Once you come to terms with the game and let your 'inner trash talker' out to play it can be quite a fun little romp of Orc Bashing and War Machine crashing. From this angle Chaos Marauders really fits into the 'Beer 'n' Pretzels' category and I think many Warhammer/Blood Bowl fans (who play largely due to the theme) will like what it brings.

I am of course a fan of games like Blood Bowl so take from that what you will.

For allz thoze Euroz peoplez out dere I wooz suggests you look uva placez for ya kickz! (We need a Green Orc Microbadge)


For a full list of all my reviews in a search-able Geeklist -

My Review Geeklist for Easy Reference
 Thumb up
  • [+] Dice rolls
Brian McCormick
United States
flag msg tools
Tasteless Brute
Wow, this was a great review! thumbsup

I'd seen this game before, but I didn't realize it drew from the Warhammer tabletop universe. I might have to give it a second look. The luckiness of the gameplay makes it look like the perfect, thematic, goofy filler.
 Thumb up
  • [+] Dice rolls
CanCon, BunnyCon...BorderCon!!!
flag msg tools
May 2018 be all you dreamed it would be and be all that you dreamed...
Aurendrosl wrote:
Wow, this was a great review! thumbsup

I'd seen this game before, but I didn't realize it drew from the Warhammer tabletop universe. I might have to give it a second look. The luckiness of the gameplay makes it look like the perfect, thematic, goofy filler.

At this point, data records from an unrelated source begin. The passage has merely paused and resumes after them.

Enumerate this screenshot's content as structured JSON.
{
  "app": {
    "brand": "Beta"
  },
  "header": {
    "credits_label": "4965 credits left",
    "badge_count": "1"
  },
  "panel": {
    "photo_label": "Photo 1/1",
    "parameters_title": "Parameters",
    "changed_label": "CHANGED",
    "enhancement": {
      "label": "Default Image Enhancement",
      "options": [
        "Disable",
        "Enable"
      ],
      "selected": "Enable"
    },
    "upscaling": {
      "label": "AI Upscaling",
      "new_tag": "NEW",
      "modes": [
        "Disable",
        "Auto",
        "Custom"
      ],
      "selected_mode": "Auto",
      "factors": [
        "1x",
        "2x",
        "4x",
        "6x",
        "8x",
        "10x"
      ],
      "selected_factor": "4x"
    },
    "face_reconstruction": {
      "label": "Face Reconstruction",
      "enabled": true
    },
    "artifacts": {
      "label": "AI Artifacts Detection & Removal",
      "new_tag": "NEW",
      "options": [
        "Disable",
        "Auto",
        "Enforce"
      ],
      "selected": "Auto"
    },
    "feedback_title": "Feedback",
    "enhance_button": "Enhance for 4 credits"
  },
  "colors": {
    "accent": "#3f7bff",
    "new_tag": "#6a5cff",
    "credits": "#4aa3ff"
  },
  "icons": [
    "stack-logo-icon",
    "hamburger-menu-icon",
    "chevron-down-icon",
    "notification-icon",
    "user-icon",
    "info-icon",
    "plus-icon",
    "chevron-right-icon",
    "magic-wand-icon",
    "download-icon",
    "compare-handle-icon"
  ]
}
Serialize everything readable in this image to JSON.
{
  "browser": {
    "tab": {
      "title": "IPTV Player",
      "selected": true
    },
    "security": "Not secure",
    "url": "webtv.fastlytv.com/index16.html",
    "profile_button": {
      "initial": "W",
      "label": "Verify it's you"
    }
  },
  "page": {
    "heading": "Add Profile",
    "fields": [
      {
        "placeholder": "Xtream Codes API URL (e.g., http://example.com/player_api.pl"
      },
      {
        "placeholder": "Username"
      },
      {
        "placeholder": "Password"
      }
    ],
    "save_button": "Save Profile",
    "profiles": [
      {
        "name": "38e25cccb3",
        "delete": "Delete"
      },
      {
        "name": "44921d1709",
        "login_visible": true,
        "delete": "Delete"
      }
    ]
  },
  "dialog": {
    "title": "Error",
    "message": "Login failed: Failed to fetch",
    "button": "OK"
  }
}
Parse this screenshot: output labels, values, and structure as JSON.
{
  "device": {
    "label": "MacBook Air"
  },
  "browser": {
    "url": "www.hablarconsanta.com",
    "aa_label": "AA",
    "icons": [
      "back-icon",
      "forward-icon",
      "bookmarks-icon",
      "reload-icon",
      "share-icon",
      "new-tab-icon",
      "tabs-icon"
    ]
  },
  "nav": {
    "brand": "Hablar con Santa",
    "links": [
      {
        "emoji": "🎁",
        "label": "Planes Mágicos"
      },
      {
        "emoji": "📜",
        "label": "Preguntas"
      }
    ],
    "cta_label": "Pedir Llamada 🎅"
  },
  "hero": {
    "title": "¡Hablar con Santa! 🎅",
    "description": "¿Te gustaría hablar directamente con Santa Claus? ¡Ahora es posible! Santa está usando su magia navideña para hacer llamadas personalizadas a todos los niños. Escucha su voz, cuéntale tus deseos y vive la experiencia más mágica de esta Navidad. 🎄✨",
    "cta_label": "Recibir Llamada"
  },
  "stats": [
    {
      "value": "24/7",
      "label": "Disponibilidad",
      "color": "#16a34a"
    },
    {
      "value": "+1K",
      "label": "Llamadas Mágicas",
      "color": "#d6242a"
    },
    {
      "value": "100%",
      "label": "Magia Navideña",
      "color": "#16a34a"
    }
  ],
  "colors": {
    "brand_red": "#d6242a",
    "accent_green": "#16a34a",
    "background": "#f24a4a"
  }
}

Cheers Brian.
 Thumb up
  • [+] Dice rolls
Front Page | Welcome | Contact | Privacy Policy | Terms of Service | Advertise | Support BGG | Feeds RSS
Geekdo, BoardGameGeek, the Geekdo logo, and the BoardGameGeek logo are trademarks of BoardGameGeek, LLC.